The medical practice of Dr. Toni Bark is permanently closed. Should you require your medical records, please contact the office directly.


Risk Factors for Colorectal Cancer

While the medical community likes to focus on cancer cures, there are those of us who believe in putting our energies into prevention. So many of our chronic illnesses, including many common cancers, can be prevented.

Much of our focus is on cures because big pharma makes it’s profits on selling cures and it’s big pharma that funds studies. That’s not to say there aren’t researchers analyzing data regarding prevention, there are and much of the outcomes are promising and hopeful. But, unlike the tepid outcomes on patented drug treatments which make headlines, the buzz around these outcomes is small as there is no PR machine force feeding the newswire with the information.

It seems I hear about another contemporary diagnosed with colon or rectal cancer on a very regular basis.

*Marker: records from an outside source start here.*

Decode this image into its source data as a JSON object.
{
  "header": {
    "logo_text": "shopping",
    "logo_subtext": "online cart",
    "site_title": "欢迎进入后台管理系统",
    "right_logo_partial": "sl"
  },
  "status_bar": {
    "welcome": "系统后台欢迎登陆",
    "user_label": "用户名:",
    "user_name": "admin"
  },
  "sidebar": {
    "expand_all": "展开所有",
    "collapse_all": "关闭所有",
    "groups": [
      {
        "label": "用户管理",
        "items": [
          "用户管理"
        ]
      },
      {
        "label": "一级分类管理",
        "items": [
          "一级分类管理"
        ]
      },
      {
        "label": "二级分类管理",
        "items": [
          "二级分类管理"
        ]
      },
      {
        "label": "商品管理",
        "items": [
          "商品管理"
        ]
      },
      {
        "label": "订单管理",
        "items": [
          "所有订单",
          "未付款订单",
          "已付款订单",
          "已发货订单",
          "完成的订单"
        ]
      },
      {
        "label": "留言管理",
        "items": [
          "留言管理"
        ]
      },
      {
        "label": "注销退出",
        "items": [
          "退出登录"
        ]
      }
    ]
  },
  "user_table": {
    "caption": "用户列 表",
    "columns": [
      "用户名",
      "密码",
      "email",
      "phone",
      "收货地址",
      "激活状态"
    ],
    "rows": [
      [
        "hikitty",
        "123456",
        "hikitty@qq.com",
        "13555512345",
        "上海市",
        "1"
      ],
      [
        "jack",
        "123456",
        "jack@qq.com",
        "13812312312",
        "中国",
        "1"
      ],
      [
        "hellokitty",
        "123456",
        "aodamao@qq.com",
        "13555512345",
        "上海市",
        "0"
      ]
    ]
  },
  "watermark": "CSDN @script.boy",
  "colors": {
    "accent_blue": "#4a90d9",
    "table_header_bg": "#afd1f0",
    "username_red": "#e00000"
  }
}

The disease is becoming an epidemic. Perhaps it’s diagnosed better and earlier than in years past, perhaps it is simply more prevalent. While the death rate from colorectal cancers have been dropping in the last 20 years, it is the second leading cause of cancer related deaths in the US.

What do we know about risk factors and prevention? The most impressive statistic is the one involving daily physical activity. Daily physical activity reduces colorectal cancer risks by 50 %. This is most likely due to a decrease in insulin resistance as all cancers need copious amounts of glucose to propagate. Exercise improves insulin sensitivity and hence improves glucose regulation.

We also know that cooking meats creates carcinogenic compounds that are then exposed to the gastrointestinal tract, compounds such as heterocyclic amines and nitrosamines. Although, the nitrosamines are more involved in stomach cancers.

Vitamin D deficiency has been shown to increase risk of many cancers, one of which is colorectal. Excessive iron levels have been shown to increase the risk for colorectal cancer, mostly in those with an abnormal gene involving iron storage, but those with the same gene with normal to low iron levels do not develop the cancer.

Repeatedly, a diet rich in low glycemic foods consistently are associated with lower risks of all types of cancer including colorectal. Junk food is just bad and dangerous in the longterm. Learn to love nuts and low glycemic dark chocolate as your vice, not only will you reduce your risk of colorectal cancer, you’ll reduce your risk of diabetes, dementia and chronic inflammation.

As usual, a diet low in animal protein, daily exercise and adequate sunshine all contribute to a lower risk of yet another avoidable disease.

Skip to content